### WHAT YOU SHOULD DO:
You are asked to repeat the listing word for word and to leave out its pictures.

[[ PROVIDED MATERIAL, beginning ]]

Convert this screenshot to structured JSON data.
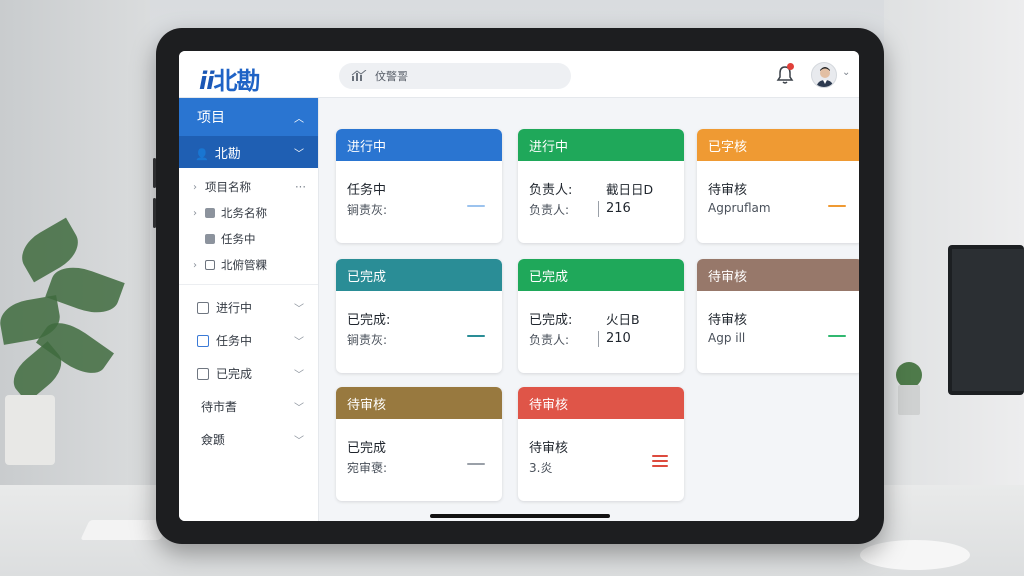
{
  "app": {
    "logo_mark": "ii",
    "logo_text": "北勘"
  },
  "search": {
    "text": "伩警䛐"
  },
  "sidebar": {
    "header": "项目",
    "sub_header": "北勘",
    "tree": [
      {
        "label": "项目名称",
        "chevron": "›",
        "kind": "none",
        "more": "···"
      },
      {
        "label": "北务名称",
        "chevron": "›",
        "kind": "filled",
        "more": ""
      },
      {
        "label": "任务中",
        "chevron": "",
        "kind": "filled",
        "more": ""
      },
      {
        "label": "北俯管粿",
        "chevron": "›",
        "kind": "outline",
        "more": ""
      }
    ],
    "items": [
      {
        "label": "进行中",
        "box": "plain"
      },
      {
        "label": "任务中",
        "box": "blue"
      },
      {
        "label": "已完成",
        "box": "plain"
      }
    ],
    "extra_items": [
      {
        "label": "待市耆"
      },
      {
        "label": "僉踬"
      }
    ]
  },
  "cards": [
    {
      "header": "进行中",
      "color": "#2a75d1",
      "line1": "任务中",
      "line2": "锏责灰:",
      "val1": "",
      "val2": "",
      "marker": "dash",
      "marker_color": "#9cc3ee"
    },
    {
      "header": "进行中",
      "color": "#1fa85a",
      "line1": "负责人:",
      "line2": "负责人:",
      "val1": "截日日D",
      "val2": "216",
      "marker": "none",
      "marker_color": ""
    },
    {
      "header": "已字核",
      "color": "#ef9a33",
      "line1": "待审核",
      "line2": "Agpruflam",
      "val1": "",
      "val2": "",
      "marker": "dash",
      "marker_color": "#ef9a33"
    },
    {
      "header": "已完成",
      "color": "#2a8d96",
      "line1": "已完成:",
      "line2": "锏责灰:",
      "val1": "",
      "val2": "",
      "marker": "dash",
      "marker_color": "#2a8d96"
    },
    {
      "header": "已完成",
      "color": "#1fa85a",
      "line1": "已完成:",
      "line2": "负责人:",
      "val1": "火日B",
      "val2": "210",
      "marker": "none",
      "marker_color": ""
    },
    {
      "header": "待审核",
      "color": "#97786a",
      "line1": "待审核",
      "line2": "Agp ill",
      "val1": "",
      "val2": "",
      "marker": "dash",
      "marker_color": "#31b870"
    },
    {
      "header": "待审核",
      "color": "#98793f",
      "line1": "已完成",
      "line2": "宛审褒:",
      "val1": "",
      "val2": "",
      "marker": "dash",
      "marker_color": "#9aa0a8"
    },
    {
      "header": "待审核",
      "color": "#df5548",
      "line1": "待审核",
      "line2": "3.炎",
      "val1": "",
      "val2": "",
      "marker": "list",
      "marker_color": "#dd4b3e"
    }
  ]
}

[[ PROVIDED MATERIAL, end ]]

### RESULT OF THIS EXERCISE:
Convert this screenshot to structured JSON data.
{
  "app": {
    "logo_mark": "ii",
    "logo_text": "北勘"
  },
  "search": {
    "text": "伩警䛐"
  },
  "sidebar": {
    "header": "项目",
    "sub_header": "北勘",
    "tree": [
      {
        "label": "项目名称",
        "chevron": "›",
        "kind": "none",
        "more": "···"
      },
      {
        "label": "北务名称",
        "chevron": "›",
        "kind": "filled",
        "more": ""
      },
      {
        "label": "任务中",
        "chevron": "",
        "kind": "filled",
        "more": ""
      },
      {
        "label": "北俯管粿",
        "chevron": "›",
        "kind": "outline",
        "more": ""
      }
    ],
    "items": [
      {
        "label": "进行中",
        "box": "plain"
      },
      {
        "label": "任务中",
        "box": "blue"
      },
      {
        "label": "已完成",
        "box": "plain"
      }
    ],
    "extra_items": [
      {
        "label": "待市耆"
      },
      {
        "label": "僉踬"
      }
    ]
  },
  "cards": [
    {
      "header": "进行中",
      "color": "#2a75d1",
      "line1": "任务中",
      "line2": "锏责灰:",
      "val1": "",
      "val2": "",
      "marker": "dash",
      "marker_color": "#9cc3ee"
    },
    {
      "header": "进行中",
      "color": "#1fa85a",
      "line1": "负责人:",
      "line2": "负责人:",
      "val1": "截日日D",
      "val2": "216",
      "marker": "none",
      "marker_color": ""
    },
    {
      "header": "已字核",
      "color": "#ef9a33",
      "line1": "待审核",
      "line2": "Agpruflam",
      "val1": "",
      "val2": "",
      "marker": "dash",
      "marker_color": "#ef9a33"
    },
    {
      "header": "已完成",
      "color": "#2a8d96",
      "line1": "已完成:",
      "line2": "锏责灰:",
      "val1": "",
      "val2": "",
      "marker": "dash",
      "marker_color": "#2a8d96"
    },
    {
      "header": "已完成",
      "color": "#1fa85a",
      "line1": "已完成:",
      "line2": "负责人:",
      "val1": "火日B",
      "val2": "210",
      "marker": "none",
      "marker_color": ""
    },
    {
      "header": "待审核",
      "color": "#97786a",
      "line1": "待审核",
      "line2": "Agp ill",
      "val1": "",
      "val2": "",
      "marker": "dash",
      "marker_color": "#31b870"
    },
    {
      "header": "待审核",
      "color": "#98793f",
      "line1": "已完成",
      "line2": "宛审褒:",
      "val1": "",
      "val2": "",
      "marker": "dash",
      "marker_color": "#9aa0a8"
    },
    {
      "header": "待审核",
      "color": "#df5548",
      "line1": "待审核",
      "line2": "3.炎",
      "val1": "",
      "val2": "",
      "marker": "list",
      "marker_color": "#dd4b3e"
    }
  ]
}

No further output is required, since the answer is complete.